  • Radiotherapy. This method keeps the cancerous cells from growing. It’s a localized treatment which means it only affects the area where the melanoma is located.
  • Surgery. The most common method. The tumor and the tissue found around it are removed. The goal is to keep cancer from reproducing in the areas around it.
  • Chemotherapy. Used when melanoma has spread to other parts of the body. The patient is given a combination of drugs, including localized applications.
  • Immunotherapy. The goal of this treatment is to increase the strength of the immune system.

You might also like to read: What Is a Malignant Melanoma?


As in other cases, a nail melanoma prognosis depends on how early a diagnosis is made and treatment is begun. Unfortunately, the prognosis tends to be worse than in instances of cutaneous melanoma because the diagnosis, in many cases, is made late.

It’s essential for the primary care physician to be familiar with the characteristics of this type of melanoma, as this increases the chances of successful treatment.

Prevention of melanoma

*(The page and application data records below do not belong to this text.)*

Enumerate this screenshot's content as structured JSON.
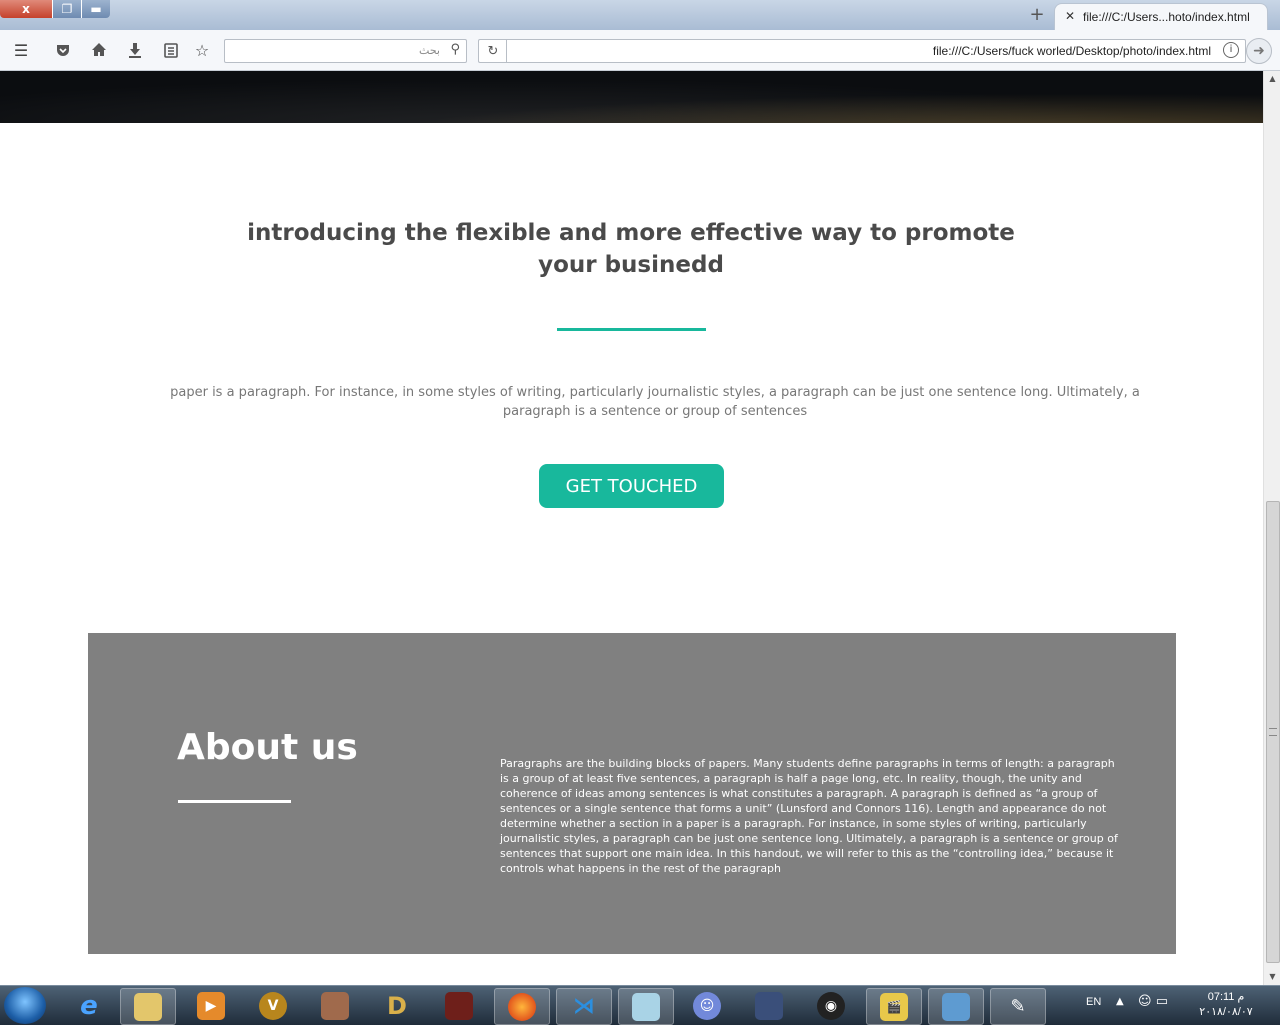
{
  "browser": {
    "tab_title": "file:///C:/Users...hoto/index.html",
    "search_placeholder": "بحث",
    "url": "file:///C:/Users/fuck worled/Desktop/photo/index.html",
    "window_close": "x"
  },
  "page": {
    "intro_title": "introducing the flexible and more effective way to promote your businedd",
    "intro_paragraph": "paper is a paragraph. For instance, in some styles of writing, particularly journalistic styles, a paragraph can be just one sentence long. Ultimately, a paragraph is a sentence or group of sentences",
    "cta_label": "GET TOUCHED",
    "about_title": "About us",
    "about_text": "Paragraphs are the building blocks of papers. Many students define paragraphs in terms of length: a paragraph is a group of at least five sentences, a paragraph is half a page long, etc. In reality, though, the unity and coherence of ideas among sentences is what constitutes a paragraph. A paragraph is defined as “a group of sentences or a single sentence that forms a unit” (Lunsford and Connors 116). Length and appearance do not determine whether a section in a paper is a paragraph. For instance, in some styles of writing, particularly journalistic styles, a paragraph can be just one sentence long. Ultimately, a paragraph is a sentence or group of sentences that support one main idea. In this handout, we will refer to this as the “controlling idea,” because it controls what happens in the rest of the paragraph"
  },
  "colors": {
    "accent": "#18b89c",
    "about_bg": "#808080"
  },
  "taskbar": {
    "language": "EN",
    "time": "07:11 م",
    "date": "٢٠١٨/٠٨/٠٧",
    "apps": [
      "internet-explorer",
      "file-explorer",
      "media-player",
      "game-shield",
      "game-character",
      "game-d",
      "game-warrior",
      "firefox",
      "visual-studio-code",
      "notepad",
      "discord",
      "game-wizard",
      "game-shield-2",
      "movie-maker",
      "photo-viewer",
      "pen-tool"
    ]
  }
}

One of the largest causes of melanoma is the lack of care surrounding exposure to the sun. You must keep the following in mind:

  • Avoid exposure to the sun during peak times (between noon and 4 pm).
  • Get in the habit of using sunscreen every day. Apply it half an hour before going out, especially if you’re going to a pool or the beach.
  • Drink at least two pints of water as the sun dehydrates your body and you need to regulate your body temperature.
  • Avoid tanning. Exposure to UV rays speeds up the skin aging process and increases the risk of skin cancer.
  • Pay attention to any irregularity. Don’t disregard any of the possible warning signs like lines on your nails or changes in color and size of moles.
A woman putting on sunblock so she doesn't get a black line on her nail.

If you have a black line on your nails, consult your doctor

It’s extremely common to confuse melanoma with benign diseases such as onychomycosis(nail fungus) or common bruises. For this reason, patients tend not to seek help until the condition is quite advanced.

Don’t self-diagnose. Consult a dermatologist if you find any skin abnormalities. It’s the only way to obtain a proper diagnosis and suitable treatment.

All cited sources were thoroughly reviewed by our team to ensure their quality, reliability, currency, and validity. The bibliography of this article was considered reliable and of academic or scientific accuracy.

This text is provided for informational purposes only and does not replace consultation with a professional. If in doubt, consult your specialist.